= Records for this task =

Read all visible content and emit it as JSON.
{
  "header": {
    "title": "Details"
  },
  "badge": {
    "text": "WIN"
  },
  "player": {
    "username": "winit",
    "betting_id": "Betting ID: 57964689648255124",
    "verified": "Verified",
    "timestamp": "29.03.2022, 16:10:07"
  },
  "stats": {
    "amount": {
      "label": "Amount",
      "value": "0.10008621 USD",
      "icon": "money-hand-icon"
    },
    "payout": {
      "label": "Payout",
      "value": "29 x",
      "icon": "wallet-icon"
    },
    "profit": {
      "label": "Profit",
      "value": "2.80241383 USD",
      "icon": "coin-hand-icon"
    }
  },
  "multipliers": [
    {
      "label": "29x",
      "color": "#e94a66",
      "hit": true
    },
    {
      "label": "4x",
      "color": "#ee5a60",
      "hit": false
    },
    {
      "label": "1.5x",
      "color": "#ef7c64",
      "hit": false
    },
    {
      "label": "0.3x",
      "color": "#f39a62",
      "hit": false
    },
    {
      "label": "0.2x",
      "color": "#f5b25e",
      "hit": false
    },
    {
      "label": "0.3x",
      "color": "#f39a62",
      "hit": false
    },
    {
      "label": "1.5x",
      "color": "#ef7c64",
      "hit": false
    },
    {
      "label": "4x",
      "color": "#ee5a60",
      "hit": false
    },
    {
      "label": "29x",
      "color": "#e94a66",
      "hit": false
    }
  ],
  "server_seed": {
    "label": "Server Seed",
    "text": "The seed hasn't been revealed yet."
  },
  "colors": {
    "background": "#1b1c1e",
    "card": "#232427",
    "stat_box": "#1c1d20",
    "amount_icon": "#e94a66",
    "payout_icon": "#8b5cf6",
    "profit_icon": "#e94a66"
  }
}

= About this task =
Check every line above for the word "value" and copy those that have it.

= Your solution =
      "value": "0.10008621 USD",
      "value": "29 x",
      "value": "2.80241383 USD",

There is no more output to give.